Voice-controlled intelligent assistants offer a tantalizingly productive vision of end user computing. Using voice commands, users can extend the computing experience to not just mobile scenarios, but to hyper-mobile, on-the-go situations (such as while driving). With wearables like Google Glass, voice command promises even deeper integration into hyper-mobile experiences, as this video demonstrates. And voice controlled intelligent assistants can also enable next-generation collaboration tools like MindMeld.

In spite of this promise, there remains a lurking sense that voice control is more of a gimmick than a productivity enhancer. (As of the time I posted this blog, a Google search for Siri+gimmick yielded… “about 2,430,000 results”). To see where voice control really stands, we surveyed information workers in North American and Europe about their use of voice commands.

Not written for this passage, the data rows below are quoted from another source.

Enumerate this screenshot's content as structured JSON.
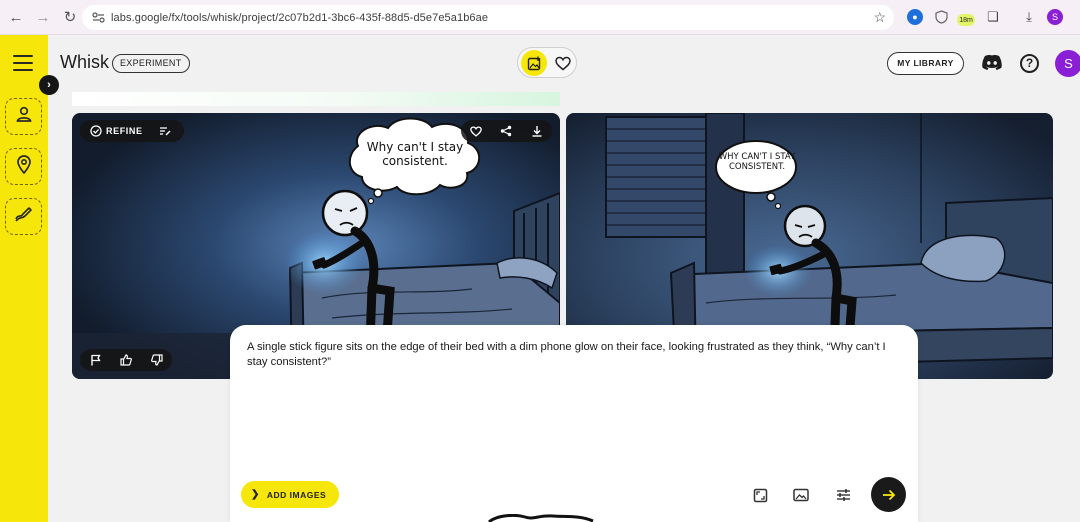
{
  "browser": {
    "url": "labs.google/fx/tools/whisk/project/2c07b2d1-3bc6-435f-88d5-d5e7e5a1b6ae",
    "extension_badge": "18m",
    "profile_initial": "S"
  },
  "app": {
    "title": "Whisk",
    "badge": "EXPERIMENT",
    "library_label": "MY LIBRARY",
    "profile_initial": "S",
    "accent_color": "#f7e60a",
    "profile_color": "#8b1fd6"
  },
  "rail": {
    "items": [
      {
        "icon": "person-icon"
      },
      {
        "icon": "location-pin-icon"
      },
      {
        "icon": "brush-icon"
      }
    ]
  },
  "cards": [
    {
      "refine_label": "REFINE",
      "bubble_text": "Why can't I stay consistent.",
      "actions": [
        "heart-icon",
        "share-icon",
        "download-icon"
      ],
      "feedback": [
        "flag-icon",
        "thumbs-up-icon",
        "thumbs-down-icon"
      ]
    },
    {
      "bubble_text": "WHY CAN'T I STAY CONSISTENT."
    }
  ],
  "prompt": {
    "text": "A single stick figure sits on the edge of their bed with a dim phone glow on their face, looking frustrated as they think, “Why can’t I stay consistent?”",
    "add_images_label": "ADD IMAGES",
    "tools": [
      "aspect-ratio-icon",
      "image-icon",
      "settings-sliders-icon"
    ]
  }
}
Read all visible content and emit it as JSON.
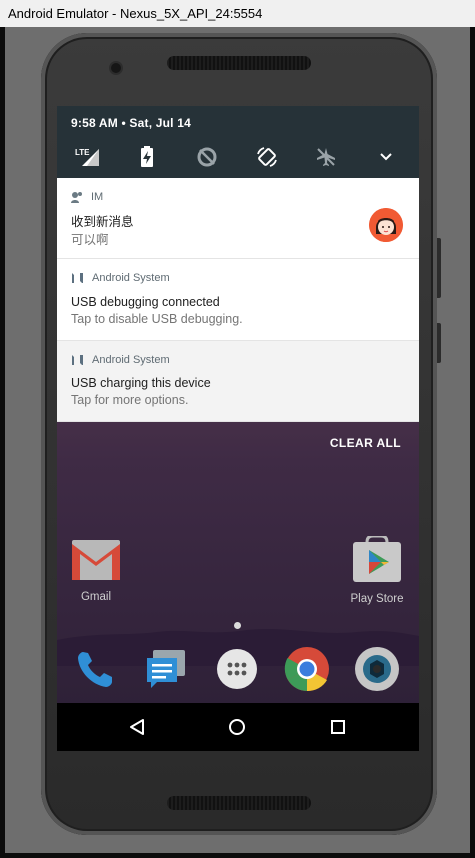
{
  "window": {
    "title": "Android Emulator - Nexus_5X_API_24:5554"
  },
  "status": {
    "time_date": "9:58 AM • Sat, Jul 14"
  },
  "quick_settings": {
    "icons": [
      "lte-signal-icon",
      "battery-charging-icon",
      "data-saver-off-icon",
      "auto-rotate-icon",
      "airplane-mode-icon",
      "expand-chevron-icon"
    ],
    "lte_label": "LTE"
  },
  "notifications": [
    {
      "app": "IM",
      "title": "收到新消息",
      "text": "可以啊",
      "has_avatar": true
    },
    {
      "app": "Android System",
      "title": "USB debugging connected",
      "text": "Tap to disable USB debugging."
    },
    {
      "app": "Android System",
      "title": "USB charging this device",
      "text": "Tap for more options."
    }
  ],
  "clear_all": "CLEAR ALL",
  "home": {
    "apps": [
      {
        "label": "Gmail",
        "icon": "gmail-icon"
      },
      {
        "label": "Play Store",
        "icon": "play-store-icon"
      }
    ],
    "dock": [
      "phone-icon",
      "messages-icon",
      "app-drawer-icon",
      "chrome-icon",
      "camera-icon"
    ]
  },
  "navigation": [
    "back-icon",
    "home-icon",
    "recents-icon"
  ],
  "colors": {
    "qs_background": "#263238",
    "avatar_background": "#f15a33",
    "notification_title": "#212121",
    "notification_text": "#757575"
  }
}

Information workers’ use of voice control today:

In reality, many information workers with smartphones are already using voice commands – at least occasionally. Our survey revealed that:

  • Over a third of information workers with smartphones use voice commands at least occasionally. Some 37% say that they do use voice recognition on their smartphones – at least sometimes. But not many use it often; only 11% of information workers say they use it “all the time” or “regularly.” Instead, a majority describe their use as “occasional.”
  • Workers use voice for short-task, on-the-go computing scenarios. Topping the list of applications at 56% is texting – a frequent choice for on-the-go communications. Next on the list are search (46%) and navigation/directions (40%). All three of these fall into what we can call short-task computing activities – sending a text, executing a search, or finding directions each require little direct attention, and are often completed while on the go.
  • Taking/recording notes is the top productivity application. Fourth on the list is “taking/recording notes” (at 38%). While note-taking is a keyboard-substituting scenario, recording notes resembles a tape recorder. Further down the list in productivity were composing full emails, creating calendar entries, and having the smartphone read something back (like an email or document).

Overall, our survey shows that a sizable percentage of workers are starting to embrace voice command. Yet it will be some time before voice controls join keyboards and mice as computing mainstays. Why? Although technical hurdles continue to fall, the market remains stifled by:

  • The platform wars. Voice control – and the critical intelligent assistants associated with it – are pawns in the OS platform wars, as Google, Apple, Microsoft, and others attempt to differentiate their experiences. In consequence, what a user can achieve with Google Now differs from what she can do with Apple’s Siri for iOS, as this video demonstrates. 
  • Other types of fragmentation. Confusingly, within the Android ecosystem itself there is competition – at least on market leader Samsung’s phones. Samsung S Voice offers a different experience from Google Now, though both can be used on a Samsung smartphone. This is exactly the kind of duplication that could confuse users, though recently Samsung created a new “Drive Mode” experience for the Galaxy S4 that could help differentiate the two.
  • Lack of continuity across form factors. Apple’s Siri isn’t available on the Mac; it came to the iPad later than it arrived on iPhones. Microsoft just introduced robust voice control into the forthcoming Xbox One, but it’s not identical to the experience in Windows. Nuance Communications’ Dragon fills part of the cross-platform gap by offering PC, Mac, and mobile versions, but it’s more of a dictation solution than an intelligent assistant. Until users know what to expect from voice control, adoption and acceptance will be hindered. (Note user frustrations with IVR systems!)

The bottom line: Expect voice control and intelligent assistants to continue to grow in popularity among workers and consumers. But expect speed bumps along the way as a variety of vendors compete to craft our voice controlled computing future.

J. P. Gownder is a Vice President and Principal Analyst. Follow him on Twitter: @jgownder